[Dataset rows describing interfaces]
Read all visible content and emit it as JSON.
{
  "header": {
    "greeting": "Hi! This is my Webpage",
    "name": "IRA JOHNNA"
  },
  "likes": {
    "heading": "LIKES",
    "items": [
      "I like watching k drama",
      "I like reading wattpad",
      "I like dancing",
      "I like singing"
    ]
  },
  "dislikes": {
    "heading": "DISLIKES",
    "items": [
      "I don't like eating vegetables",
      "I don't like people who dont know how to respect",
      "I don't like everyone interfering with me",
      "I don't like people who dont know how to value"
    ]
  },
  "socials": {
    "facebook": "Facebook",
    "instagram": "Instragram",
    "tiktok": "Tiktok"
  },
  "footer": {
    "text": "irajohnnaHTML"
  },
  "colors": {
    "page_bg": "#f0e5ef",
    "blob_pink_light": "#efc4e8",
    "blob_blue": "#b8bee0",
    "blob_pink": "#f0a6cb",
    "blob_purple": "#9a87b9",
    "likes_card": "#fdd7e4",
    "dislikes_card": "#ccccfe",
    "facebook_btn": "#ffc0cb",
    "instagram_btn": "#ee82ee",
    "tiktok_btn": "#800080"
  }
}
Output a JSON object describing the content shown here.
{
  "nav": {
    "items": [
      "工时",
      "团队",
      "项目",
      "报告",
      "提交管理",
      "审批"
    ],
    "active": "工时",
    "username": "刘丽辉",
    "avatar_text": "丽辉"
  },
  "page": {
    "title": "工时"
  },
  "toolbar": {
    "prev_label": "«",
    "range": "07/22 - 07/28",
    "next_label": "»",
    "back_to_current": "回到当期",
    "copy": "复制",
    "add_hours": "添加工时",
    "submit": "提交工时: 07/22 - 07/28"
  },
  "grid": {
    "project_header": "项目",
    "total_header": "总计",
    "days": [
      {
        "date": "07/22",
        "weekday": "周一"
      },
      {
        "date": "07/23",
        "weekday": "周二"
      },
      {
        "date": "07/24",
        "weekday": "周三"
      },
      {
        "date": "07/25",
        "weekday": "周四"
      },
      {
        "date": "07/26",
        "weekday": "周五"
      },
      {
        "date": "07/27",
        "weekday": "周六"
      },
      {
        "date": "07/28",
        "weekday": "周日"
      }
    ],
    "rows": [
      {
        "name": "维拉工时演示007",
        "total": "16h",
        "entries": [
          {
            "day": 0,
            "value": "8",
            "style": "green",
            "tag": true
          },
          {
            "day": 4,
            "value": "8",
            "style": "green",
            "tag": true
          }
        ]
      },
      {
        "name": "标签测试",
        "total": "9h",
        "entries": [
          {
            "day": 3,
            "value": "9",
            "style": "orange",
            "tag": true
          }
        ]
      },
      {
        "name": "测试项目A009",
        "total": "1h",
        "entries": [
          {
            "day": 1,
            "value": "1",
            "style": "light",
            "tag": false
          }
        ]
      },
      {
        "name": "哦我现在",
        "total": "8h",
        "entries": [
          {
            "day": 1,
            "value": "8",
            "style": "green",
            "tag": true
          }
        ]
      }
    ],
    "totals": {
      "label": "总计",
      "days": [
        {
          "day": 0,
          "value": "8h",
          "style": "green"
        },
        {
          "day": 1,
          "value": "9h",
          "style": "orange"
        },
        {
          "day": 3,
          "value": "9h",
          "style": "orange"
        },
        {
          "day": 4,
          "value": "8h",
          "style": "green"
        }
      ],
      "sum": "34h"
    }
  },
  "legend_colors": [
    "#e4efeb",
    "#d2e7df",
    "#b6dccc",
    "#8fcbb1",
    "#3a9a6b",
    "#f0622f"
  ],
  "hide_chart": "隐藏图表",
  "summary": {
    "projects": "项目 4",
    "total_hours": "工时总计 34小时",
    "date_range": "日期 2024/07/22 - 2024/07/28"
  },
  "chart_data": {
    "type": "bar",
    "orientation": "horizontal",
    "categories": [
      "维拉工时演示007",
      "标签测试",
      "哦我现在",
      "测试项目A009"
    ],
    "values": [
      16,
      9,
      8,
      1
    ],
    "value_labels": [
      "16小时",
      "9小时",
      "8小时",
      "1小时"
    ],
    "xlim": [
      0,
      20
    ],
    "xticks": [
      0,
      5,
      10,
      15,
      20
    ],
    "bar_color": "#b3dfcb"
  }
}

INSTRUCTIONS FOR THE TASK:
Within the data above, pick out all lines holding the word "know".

WRITTEN RESPONSE:
      "I don't like people who dont know how to respect",
      "I don't like people who dont know how to value"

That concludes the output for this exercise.